On the road: Dan Smith seeks members in lower 48

Thursday, May 10, 2012

WASHINGTON - Dan Smith has spent the last year traveling the country three weeks out of every month, working to recruit new AAHomecare members. He recently spoke with HME News about why providers should make room in their budgets for AAHomecare.

HME News: The director of membership sales and marketing is a new position for AAHomecare. How did you get into it?

Dan Smith: I was an RTS provider in the ’80s, I was a manufacturer in the ’90s and I recruited providers for The MED Group for 12 years. You could come shake me at 3 o’clock in the morning and ask me a question and I know it. It’s in my DNA. So this was a good fit.

HME: What are you hearing from providers on the road?

Smith: Even though we go out to all the state shows, people just think of us being in D.C. A lot of providers are taken aback—in a good way—like, “Here’s this guy in my office asking me questions and listening to my needs.”

HME: What are the big issues for them?

Smith: With competitive bidding, there’s a lot of doom and gloom, anxiety, pressure, downsizing, revenue, cash flow—all that fun stuff. A lot of this is listening to them, understanding their revenue mix, their product mix, what the tea leaves are saying to them, what they are going to do about the bid.

HME: Where does AAHomecare come in?

Smith: Honestly, logic says the bigger we are—we, the industry, we, the lobby—the harder it is for Medicare to take your money. And the smaller we are, the easier it is for Medicare to take your money. 

HME: Are you able to recruit new members, or are providers finding it hard to come up with membership fees?

Smith: Both, and because of the downward pressure on the revenues, it’s a little more challenging. It’s an unusual dynamic, because the harder it is for the providers out there, the more apparent the need for our efforts is.

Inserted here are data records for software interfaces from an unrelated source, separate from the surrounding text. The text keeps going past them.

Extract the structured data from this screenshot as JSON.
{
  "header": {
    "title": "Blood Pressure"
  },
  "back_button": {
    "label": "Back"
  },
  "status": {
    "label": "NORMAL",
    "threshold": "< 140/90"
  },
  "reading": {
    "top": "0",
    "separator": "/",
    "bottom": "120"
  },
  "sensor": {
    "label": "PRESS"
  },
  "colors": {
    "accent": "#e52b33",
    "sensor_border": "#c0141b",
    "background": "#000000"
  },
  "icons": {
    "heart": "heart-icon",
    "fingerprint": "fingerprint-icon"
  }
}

Interesting, one would think a self-proclaimed staunch industry advocate courting members on a platform of willingness to answer a "call to arms" would have offered some support to the Nichole Medical case currently being waged in The Third Circuit Court in Philadelphia.  After all, the entire case before The Court is an issue that should be of the utmost concern for all Providers that being CMS's Contracted Auditors.  The result of the case will certainly have a collateral affect on the entire healthcare industry good or bad but probably more for HME Providers. Enough articles have been written and published thanks to HME News for almost every HME Provider to be aware of The Company's chain of events and progression.

I will tell you, while I wish you luck in your recruitment NO matter how many members you recruit; you will NEVER be bigger than CMS.  CMS may give you the satisfaction of entertaing anything you or anyone may bring to the table but if the past eight years have taught me anything make no mistake "CMS is the King and ALL the Providers are servants to the King"!!

Thats what i have been saying all along. I think this industry needs to form  union. The whole purpose of CMS is to reduce cost no matter who gets hurt in the process. There is no doubt that fraud does exist and i support eradicating fraud but the method is flawed. Take ScooterStore for example, prior to this who capped rental stuff, they received in the excess of 90 million from Medicare and there revenue dipped to about 58million. This is a big company, now think about whats happening to small providers nationwide.

Chris, NO unionization will ever work.  The industry is too fractured and you will always have the rebels who will freelance the system.  The worse is you will only anger the "King" if he feels you are trying to form an army against him!  History has shown that doesn't work! 

The only successful magic bullet would be and you can take this to the bank "Federal Licensing" using the same system that has worked for hemodialysis entities, hospitals & outpatient stand alone facilities for decades via a "Certificate of Need"(CON).  Here is what it brings to the table.  It shores up the industry because to be licensed you will need to provide the need does exist in a geographic area and of course you will need to provide the ability to serve the area correctly as stipulated by Federal regulations including background checks.  The License also becomes an asset of the business.  A marketable commodity much like a liquor License or a medalion to operate a cab.  Should the business be up for sale then whoever would want to buy the business would have to qualify for the Licensure.  The "CON" as it is commonly referred will almost guarantee a patient population to substantiate the entity.  The "CON" can be drafted to pertain to a neighborhood, city and/or state.  It doesn't limit your draw to within the area either.  It is just a means of controlling enough providers to accomodate a population and to support the financial stability of the entity. It has worked for hemodialysis companies and other medical entities for decades and they all have thrived and survived very well.  I know, I was an employee for the biggest hemodialysis Company in the world for several years.  As a matter of fact you could say it was the Flagship "Pioneer" of the industry.

Now of course there will be those who do not agreee and yes it would be a massive undertaking in the beginning but for those I would say you don't read too many articles about the assaults on Providers for other medical services such like those of HME.  If you do they are few and far between.  This is what the industry needs to place it on solid footing with CMS and thin out the herd from the undesireables.